An Egyptian court sentences television presenter Tawfiq Okasha to four months in prison for defaming President Morsi.

Elad Benari ,

Tawfiq Okasha
Tawfiq Okasha

An Egyptian court on Monday sentenced controversial television presenter Tawfiq Okasha to four months in prison for defaming President Mohammed Morsi, state media reported, according to AFP.

The court in the southern province of Luxor sentenced Okasha, who was not present at the trial, to four months in jail and ordered him to pay a fine of 100 Egyptian pounds (around $16) following a lawsuit by a former MP Nasreddine Moghazi.

Okasha, who heads his own TV channel Al-Faraeen and is known for his lengthy anti-Islamist rants on a talk show, faces several lawsuits including a case for alleged incitement to kill Morsi, judicial sources said.

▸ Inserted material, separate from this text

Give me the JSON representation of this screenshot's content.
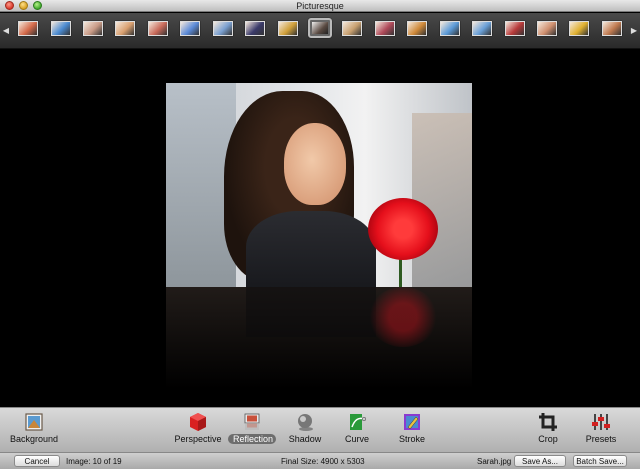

His channel was suspended on August 16 after it aired a show that was stridently anti-Morsi, a long-time member of the Muslim Brotherhood who quit the organization when he was elected president in June.

On Saturday a court ruled that Al-Faraeen was allowed to resume broadcasting.

Last week Okasha was detained overnight for former convictions passed in absentia, after visiting a police station to check on the status of his court case for alleged incitement.

He was notified of two six-month convictions for issuing bad cheques and one-month terms for stealing electricity, and was then released again after spending nine hours in custody, according to a security source quoted by AFP.

Okasha ran for the presidency in Egypt, and declared in February that the Egyptian Army will engage in armed warfare against Israel, the United States and the European Union within three months.

He also said that "like the Nazis, the Jews aim to rule and own the world.”

Okasha is one of several Egyptian journalists who have been charged with offenses against Morsi. In August, Islam Afifi, the editor of the newspaper Al-Dustour, was accused of insulting Morsi and publishing lies about him.

Morsi subsequently issued a new law cancelling the Mubarak-era practice of temporarily detaining journalists for so-called “publication offences,” including the charge of “offending the president of the republic.”